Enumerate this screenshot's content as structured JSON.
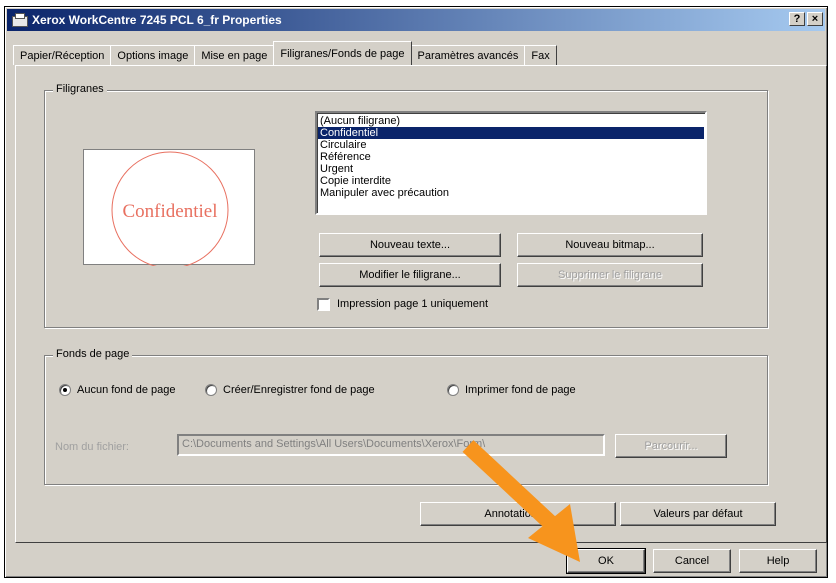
{
  "window": {
    "title": "Xerox WorkCentre 7245 PCL 6_fr Properties",
    "help_btn": "?",
    "close_btn": "×"
  },
  "tabs": [
    {
      "label": "Papier/Réception"
    },
    {
      "label": "Options image"
    },
    {
      "label": "Mise en page"
    },
    {
      "label": "Filigranes/Fonds de page"
    },
    {
      "label": "Paramètres avancés"
    },
    {
      "label": "Fax"
    }
  ],
  "watermarks": {
    "group_label": "Filigranes",
    "preview_text": "Confidentiel",
    "list": [
      "(Aucun filigrane)",
      "Confidentiel",
      "Circulaire",
      "Référence",
      "Urgent",
      "Copie interdite",
      "Manipuler avec précaution"
    ],
    "selected_index": 1,
    "new_text_btn": "Nouveau texte...",
    "new_bitmap_btn": "Nouveau bitmap...",
    "edit_btn": "Modifier le filigrane...",
    "delete_btn": "Supprimer le filigrane",
    "first_page_only": "Impression page 1 uniquement"
  },
  "page_background": {
    "group_label": "Fonds de page",
    "radio_none": "Aucun fond de page",
    "radio_create": "Créer/Enregistrer fond de page",
    "radio_print": "Imprimer fond de page",
    "filename_label": "Nom du fichier:",
    "filename_value": "C:\\Documents and Settings\\All Users\\Documents\\Xerox\\Form\\",
    "browse_btn": "Parcourir..."
  },
  "footer": {
    "annotations_btn": "Annotations...",
    "defaults_btn": "Valeurs par défaut",
    "ok_btn": "OK",
    "cancel_btn": "Cancel",
    "help_btn": "Help"
  },
  "colors": {
    "arrow": "#f7941d",
    "watermark": "#e87060",
    "selection": "#0a246a"
  }
}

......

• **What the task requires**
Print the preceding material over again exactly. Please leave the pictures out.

• **Task solution**
Enumerate this screenshot's content as structured JSON.
{
  "window": {
    "title": "Xerox WorkCentre 7245 PCL 6_fr Properties",
    "help_btn": "?",
    "close_btn": "×"
  },
  "tabs": [
    {
      "label": "Papier/Réception"
    },
    {
      "label": "Options image"
    },
    {
      "label": "Mise en page"
    },
    {
      "label": "Filigranes/Fonds de page"
    },
    {
      "label": "Paramètres avancés"
    },
    {
      "label": "Fax"
    }
  ],
  "watermarks": {
    "group_label": "Filigranes",
    "preview_text": "Confidentiel",
    "list": [
      "(Aucun filigrane)",
      "Confidentiel",
      "Circulaire",
      "Référence",
      "Urgent",
      "Copie interdite",
      "Manipuler avec précaution"
    ],
    "selected_index": 1,
    "new_text_btn": "Nouveau texte...",
    "new_bitmap_btn": "Nouveau bitmap...",
    "edit_btn": "Modifier le filigrane...",
    "delete_btn": "Supprimer le filigrane",
    "first_page_only": "Impression page 1 uniquement"
  },
  "page_background": {
    "group_label": "Fonds de page",
    "radio_none": "Aucun fond de page",
    "radio_create": "Créer/Enregistrer fond de page",
    "radio_print": "Imprimer fond de page",
    "filename_label": "Nom du fichier:",
    "filename_value": "C:\\Documents and Settings\\All Users\\Documents\\Xerox\\Form\\",
    "browse_btn": "Parcourir..."
  },
  "footer": {
    "annotations_btn": "Annotations...",
    "defaults_btn": "Valeurs par défaut",
    "ok_btn": "OK",
    "cancel_btn": "Cancel",
    "help_btn": "Help"
  },
  "colors": {
    "arrow": "#f7941d",
    "watermark": "#e87060",
    "selection": "#0a246a"
  }
}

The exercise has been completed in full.